Social Media

Social media is not the place to announce your grief response, period. Deal with your feelings first and comment later. First of all, not everything on the internet is true, and you cannot undo the pain or humuliation of incorrect or pre-mature information. Secondly, if the family of a loved one wants your input publicly they will offer a clear opportunity; i.e., a page to welcome such comments and acknowledgements. Please don’t tag them in the grief response you post on your own page. Even if you feel you know someone well and think it is being supportive, it’s best to wait on the public memoriums until you have a clear sign from the grieving that they welcome public input.

Just Love

People don’t just grieve at funerals so bringing your open hearted lovingness, any opportunity that you get, to a person who is grieving is appreciated and will long be remembered. All during my mother’s illness and then after she died, my friend Dawn called me almost every day. I rarely picked up the phone but even so she would leave me long messages singing me silly songs, telling stories, or just saying hello. Often, I received a letter with photos and other stuff. Those letters and calls became the respite from my pain, but what meant the most to me is that she didn’t need or expect anything in return.

Finding a way to accept what life brings is a powerful challenge anyway, but even more so in the face of loss. The ways in which people have stepped up for me in times of loss are forever etched on my heart, whether it was a trip to the airport, a phone call, a meal, or helping me take care of my own responsibilities, nothing makes a person more aware of connection to other people than when they feel debilitated because of loss.
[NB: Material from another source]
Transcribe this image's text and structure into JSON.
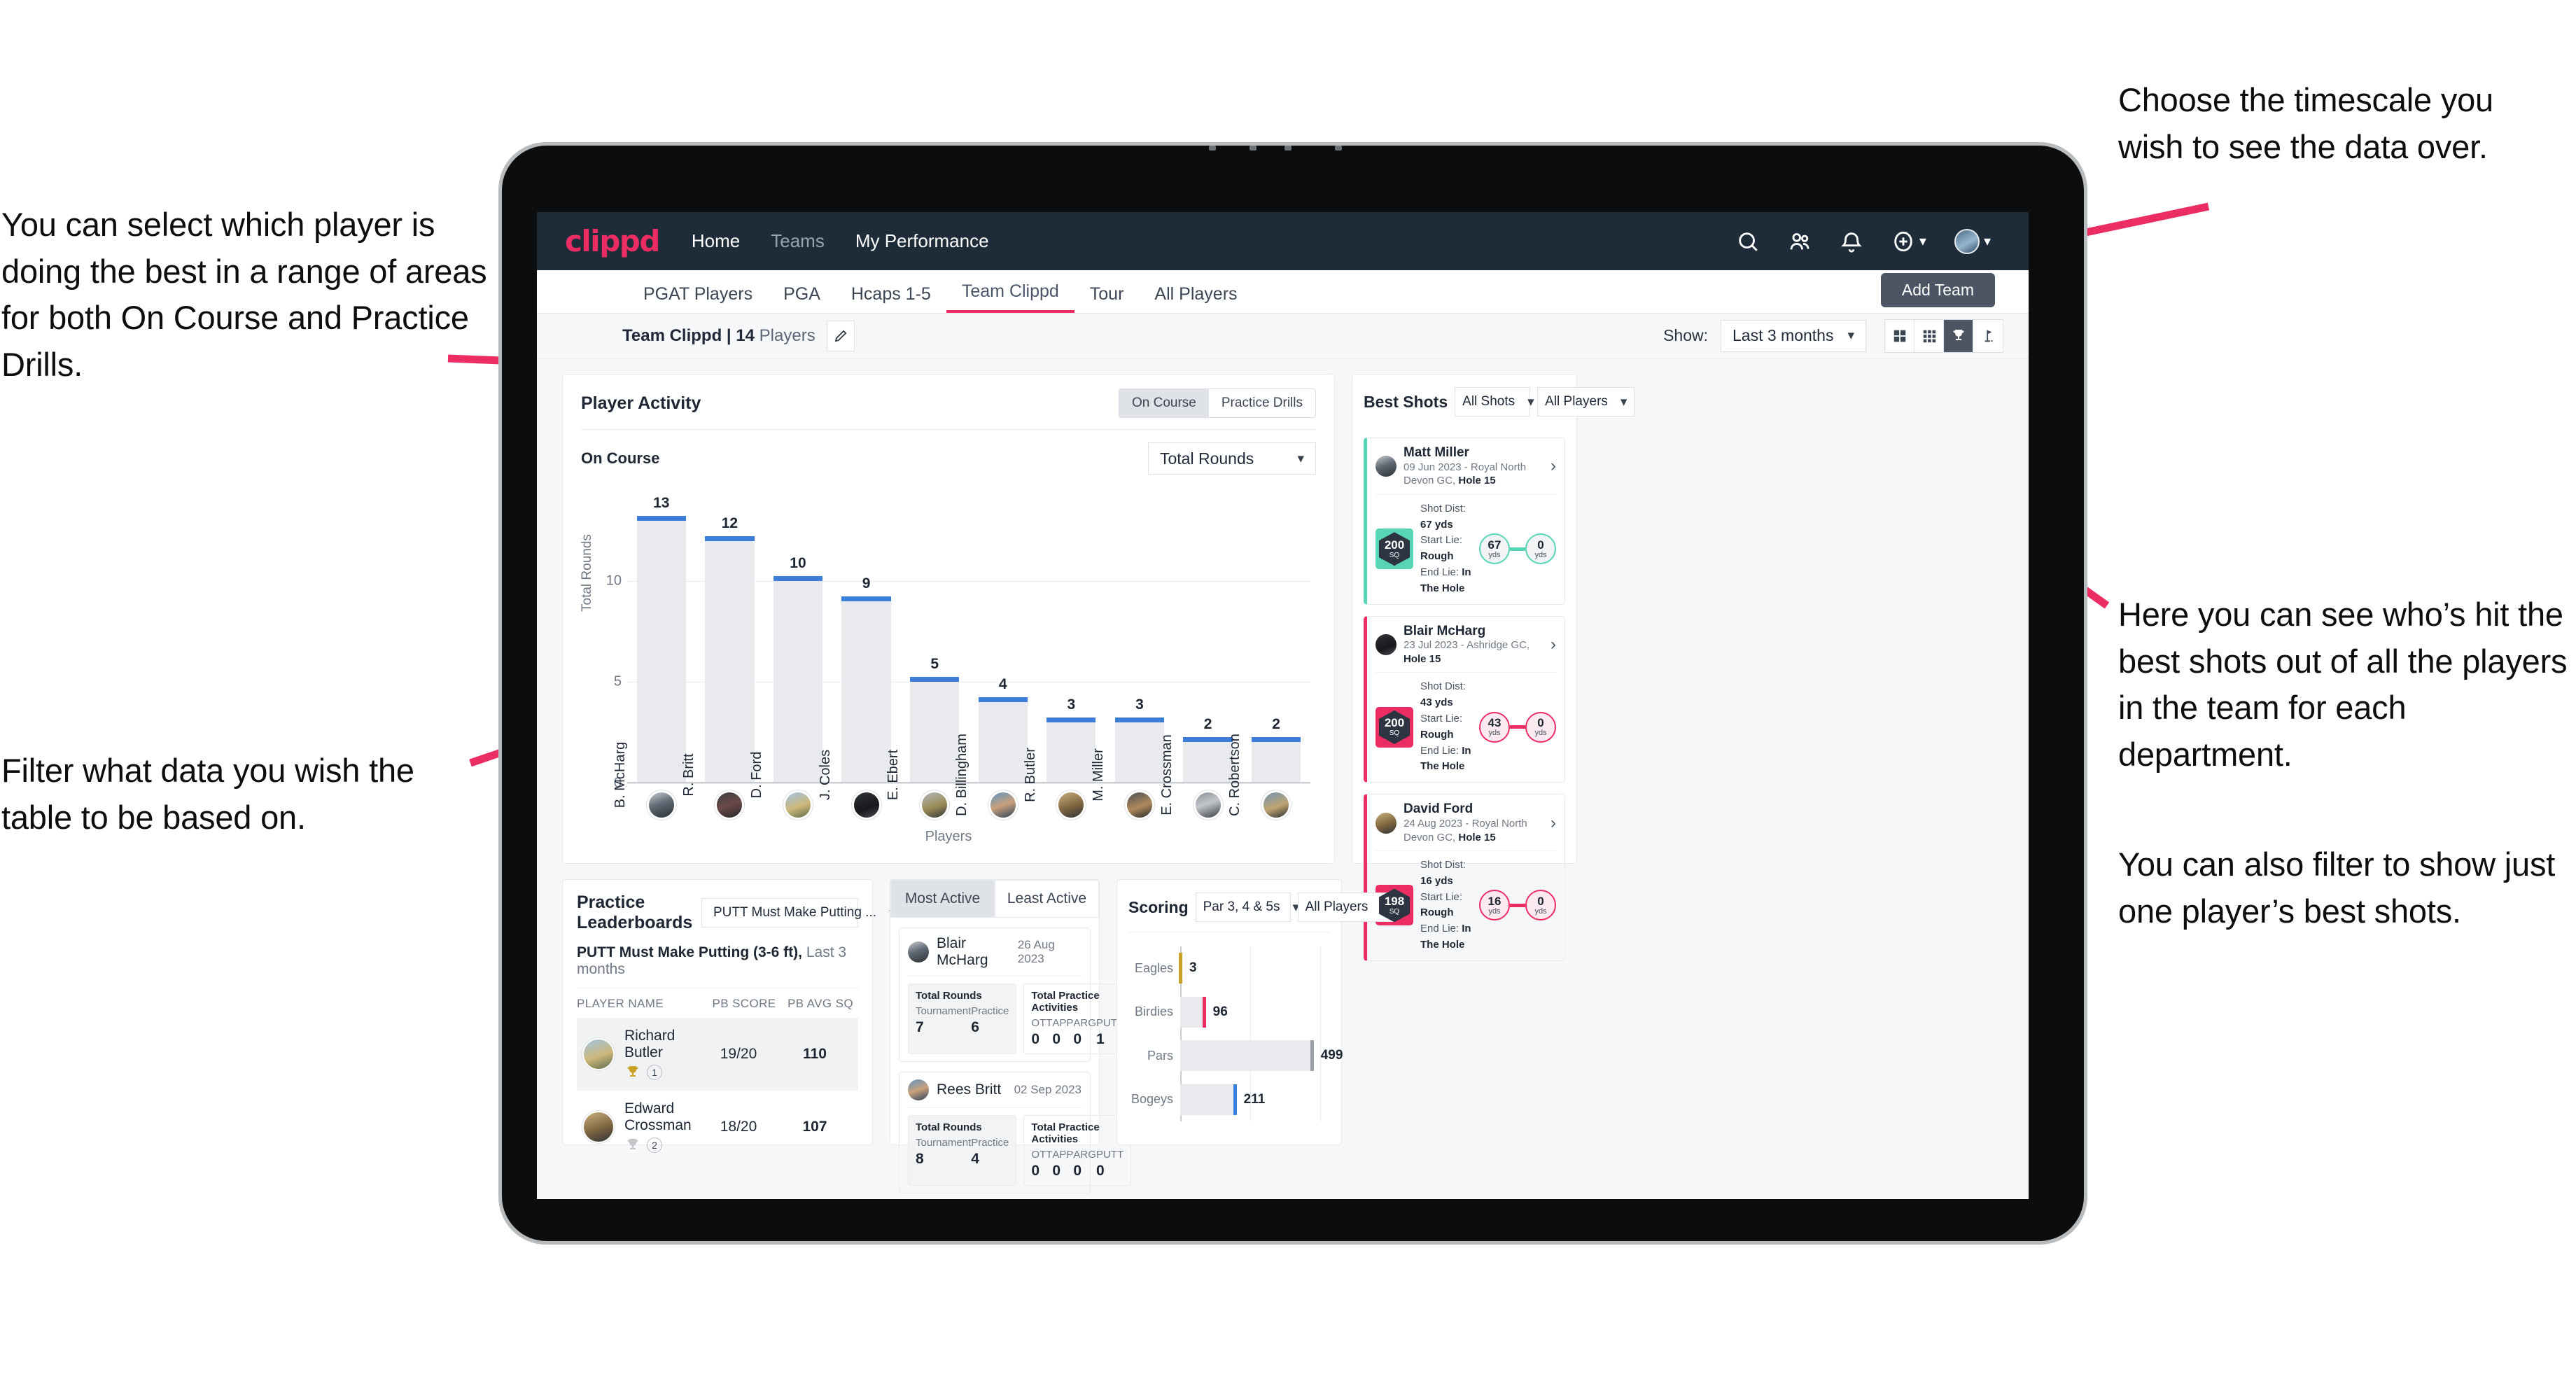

Giving them the gift of presence, love, and service is the glue that will hold them together.